RECORDS FOR THIS EXERCISE:
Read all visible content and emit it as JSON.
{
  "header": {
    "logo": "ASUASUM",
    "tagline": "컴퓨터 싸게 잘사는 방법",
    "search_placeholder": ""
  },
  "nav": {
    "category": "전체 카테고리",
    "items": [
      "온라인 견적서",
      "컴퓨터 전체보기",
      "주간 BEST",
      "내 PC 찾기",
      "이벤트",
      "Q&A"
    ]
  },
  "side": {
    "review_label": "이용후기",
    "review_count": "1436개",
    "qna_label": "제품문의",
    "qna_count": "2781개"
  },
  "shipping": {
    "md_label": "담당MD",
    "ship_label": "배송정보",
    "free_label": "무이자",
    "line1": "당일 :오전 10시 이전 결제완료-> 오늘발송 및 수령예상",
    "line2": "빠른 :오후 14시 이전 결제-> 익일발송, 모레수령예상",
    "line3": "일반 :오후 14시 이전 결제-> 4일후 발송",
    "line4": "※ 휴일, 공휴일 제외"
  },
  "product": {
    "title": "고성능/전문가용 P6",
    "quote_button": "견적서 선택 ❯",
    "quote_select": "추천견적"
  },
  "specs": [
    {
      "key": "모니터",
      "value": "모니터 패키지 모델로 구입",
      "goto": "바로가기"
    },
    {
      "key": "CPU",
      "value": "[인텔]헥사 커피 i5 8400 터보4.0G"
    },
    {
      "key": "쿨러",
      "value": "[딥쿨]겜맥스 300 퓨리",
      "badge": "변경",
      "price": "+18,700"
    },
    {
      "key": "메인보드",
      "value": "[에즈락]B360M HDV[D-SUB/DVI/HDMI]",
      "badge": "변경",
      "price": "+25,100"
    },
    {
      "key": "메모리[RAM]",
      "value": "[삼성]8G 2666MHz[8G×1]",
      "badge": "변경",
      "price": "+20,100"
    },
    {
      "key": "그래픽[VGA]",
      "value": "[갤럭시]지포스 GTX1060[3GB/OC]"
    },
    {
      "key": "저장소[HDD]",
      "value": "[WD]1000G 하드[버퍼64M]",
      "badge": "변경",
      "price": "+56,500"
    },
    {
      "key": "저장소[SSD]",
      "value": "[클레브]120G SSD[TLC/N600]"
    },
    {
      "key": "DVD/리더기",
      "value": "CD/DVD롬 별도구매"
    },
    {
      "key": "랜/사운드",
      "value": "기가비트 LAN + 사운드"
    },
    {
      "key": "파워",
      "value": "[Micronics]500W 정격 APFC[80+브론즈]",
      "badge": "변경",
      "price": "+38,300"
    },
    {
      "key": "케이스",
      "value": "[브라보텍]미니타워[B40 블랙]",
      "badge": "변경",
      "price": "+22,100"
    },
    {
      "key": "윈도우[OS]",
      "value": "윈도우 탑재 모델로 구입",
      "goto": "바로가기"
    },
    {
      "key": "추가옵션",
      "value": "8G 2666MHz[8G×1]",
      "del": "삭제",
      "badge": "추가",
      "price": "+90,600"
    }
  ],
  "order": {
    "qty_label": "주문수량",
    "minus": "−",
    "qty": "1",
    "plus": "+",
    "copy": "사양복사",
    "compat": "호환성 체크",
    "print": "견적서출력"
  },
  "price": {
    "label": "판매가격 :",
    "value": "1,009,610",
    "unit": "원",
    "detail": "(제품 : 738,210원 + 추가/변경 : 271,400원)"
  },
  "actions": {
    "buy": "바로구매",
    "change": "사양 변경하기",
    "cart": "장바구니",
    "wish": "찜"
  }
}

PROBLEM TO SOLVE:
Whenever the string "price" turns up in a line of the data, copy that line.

ANSWER TO THIS PROBLEM:
      "price": "+18,700"
      "price": "+25,100"
      "price": "+20,100"
      "price": "+56,500"
      "price": "+38,300"
      "price": "+22,100"
      "price": "+90,600"
  "price": {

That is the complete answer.